This capitalization on the word and the meaning associated with it, which many of us fully embrace, illustrates a distance from Lorde's words (not to mention Lorde) as we celebrate Pride and move further and further into the 21st century. A time full of contradictions for the LGBT community. A time when I'm not sure what the role of Pride festivals is anymore when, at least L and G folks are enjoying a transparent visibility in mainstream media--gay characters, gay networks, gay politicians, straight politicians advocating gay rights, and companies that hone in on the "gay market." And the significance of writing this in the 21st century is not lost on me. I know that part of the reason that I am able to sit here, typing and staving off sleep because I'm trying to get over The Killing season finale and formulate a critique of Gay Pride is because of people like Bayard Rustin, Marlon Riggs, Barbara May Cameron, Sylvia Rivera, Gloria AnzaldĂșa, and Lorde. But, I'm fairly confident that this wasn't what their struggle was about. Absolute Love, yes. Absolut Pride, no. Especially when the buffer that LGBT Pride was set up against: homophobia and the oppression of LGBT folks--particularly the violence directed at LGBT (actually mostly trans) folks--continues to operate, and divide and conquer tactics on the part of the enemy thrives. 

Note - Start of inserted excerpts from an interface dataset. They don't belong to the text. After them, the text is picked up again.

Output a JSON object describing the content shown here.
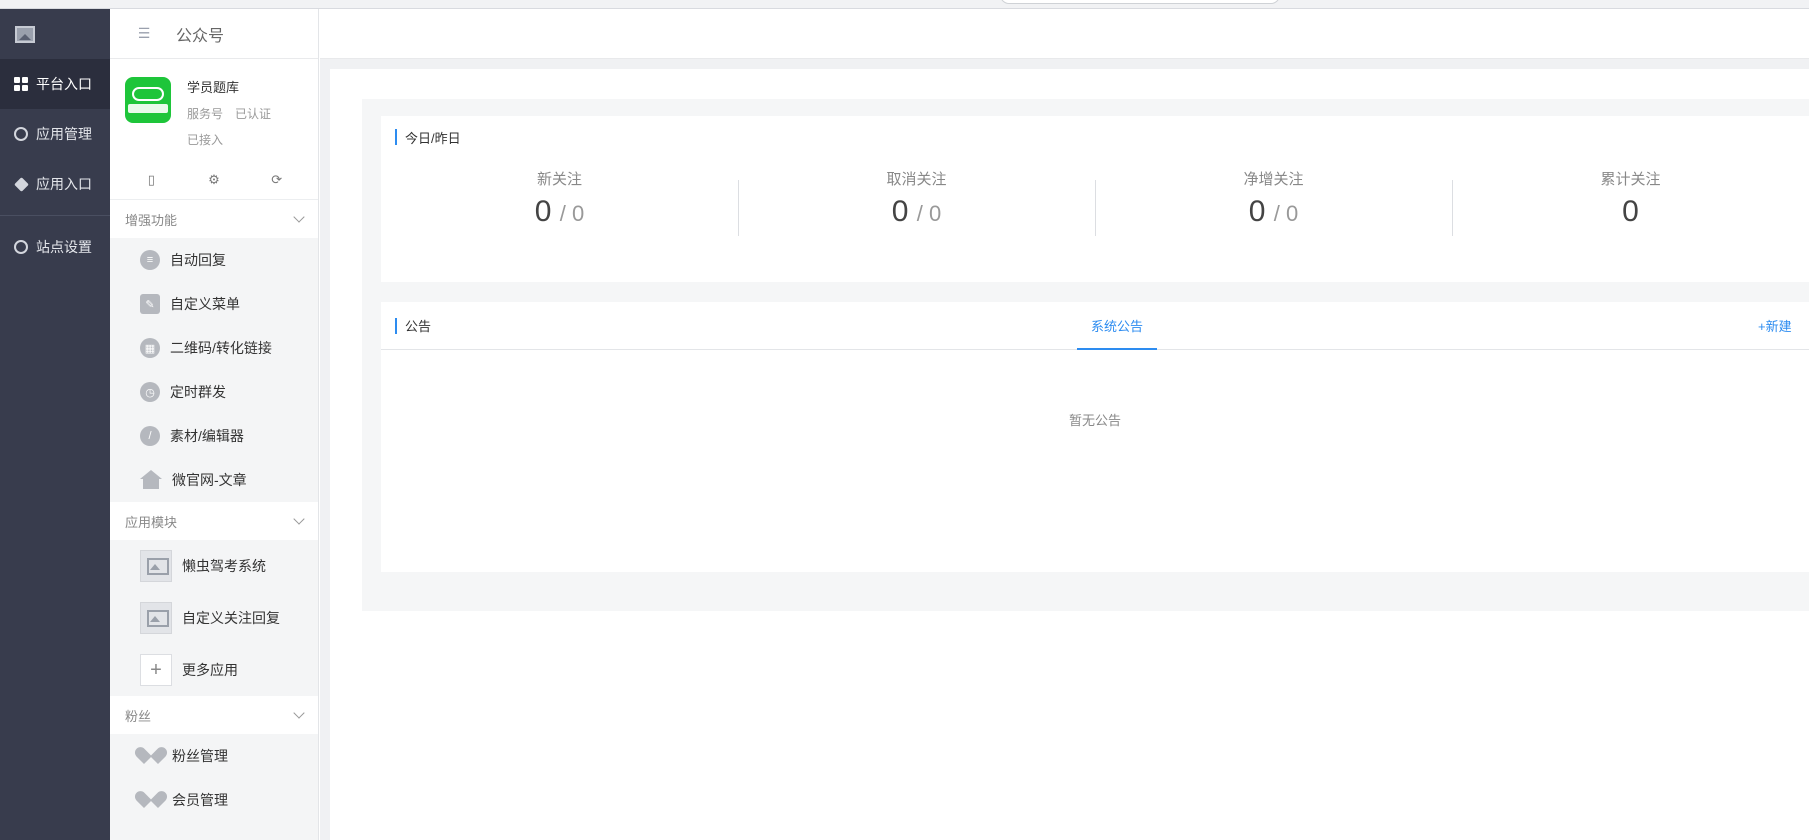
{
  "rail": {
    "items": [
      {
        "label": "平台入口",
        "icon": "grid-icon",
        "active": true
      },
      {
        "label": "应用管理",
        "icon": "app-manage-icon"
      },
      {
        "label": "应用入口",
        "icon": "cube-icon"
      },
      {
        "label": "站点设置",
        "icon": "globe-icon"
      }
    ]
  },
  "panel": {
    "title": "公众号",
    "account": {
      "name": "学员题库",
      "type": "服务号",
      "verified": "已认证",
      "status": "已接入"
    },
    "sections": {
      "enhance": "增强功能",
      "modules": "应用模块",
      "fans": "粉丝"
    },
    "enhance_items": [
      "自动回复",
      "自定义菜单",
      "二维码/转化链接",
      "定时群发",
      "素材/编辑器",
      "微官网-文章"
    ],
    "module_items": [
      "懒虫驾考系统",
      "自定义关注回复"
    ],
    "more_apps": "更多应用",
    "fans_items": [
      "粉丝管理",
      "会员管理"
    ]
  },
  "stats": {
    "title": "今日/昨日",
    "items": [
      {
        "label": "新关注",
        "today": "0",
        "yesterday": "/ 0"
      },
      {
        "label": "取消关注",
        "today": "0",
        "yesterday": "/ 0"
      },
      {
        "label": "净增关注",
        "today": "0",
        "yesterday": "/ 0"
      },
      {
        "label": "累计关注",
        "today": "0",
        "yesterday": ""
      }
    ]
  },
  "notice": {
    "title": "公告",
    "tab": "系统公告",
    "new_link": "+新建",
    "empty": "暂无公告"
  },
  "colors": {
    "rail_bg": "#383c4d",
    "accent": "#2d8cf0",
    "avatar_green": "#1ec53a"
  }
}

I was recently at a city council meeting in the Bay Area where members of the community had gathered to urge the city council to sign a petition to stand up against hate speech, intolerance, and violence directed at LGBT people. This was two weeks after the city had declared June LGBT Pride month and were giving the Proclamation to a local youth non-profit who had sent LGBT youth to receive the proclamation. During the open forum, when members of the community were allowed to address the council, several members quoted the Bible to condemn homosexuality as an abomination, others were angered that the same recognition hadn't been given to the emancipation of enslaved peoples, celebrated on Juneteenth, in a predominantly Black city. Still others laughed at the prospect of an LGBT month since so many people were killing themselves. All said in front of the queer youth gathered, most said by my people. Or, my "other" people. I went there as an ally to the youth, but also in an effort to reach my people and be clear that our "issues" are the same. That LGBT people of color exist and that we stand in solidarity as Rustin did with King, Jr.

And this is the issue I have with June. That something that was set up to buffer against and challenge homophobia and the oppression of queer folks now seems to ignore that same oppression. As many of us are still targeted in our homes, our communities, at our workplaces, etc., the call continues to be one of Pride, coming out, and celebration. I am with you in celebration, but I want to also be with you in the streets. There is still work to be done. And we must not be silent in the name of Pride (and marriage equality does not qualify here for me, again, especially when you equate struggles). This silence only signals our fear. A fear that can only be eradicated by the persistent acknowledgment and fight against the ongoing oppression, and the divide and conquer strategies that surface again and again in spite of our Pride.

More than Pride, I want Love. Love for each of us. Love for all of us together. And Love for the struggles yet to come.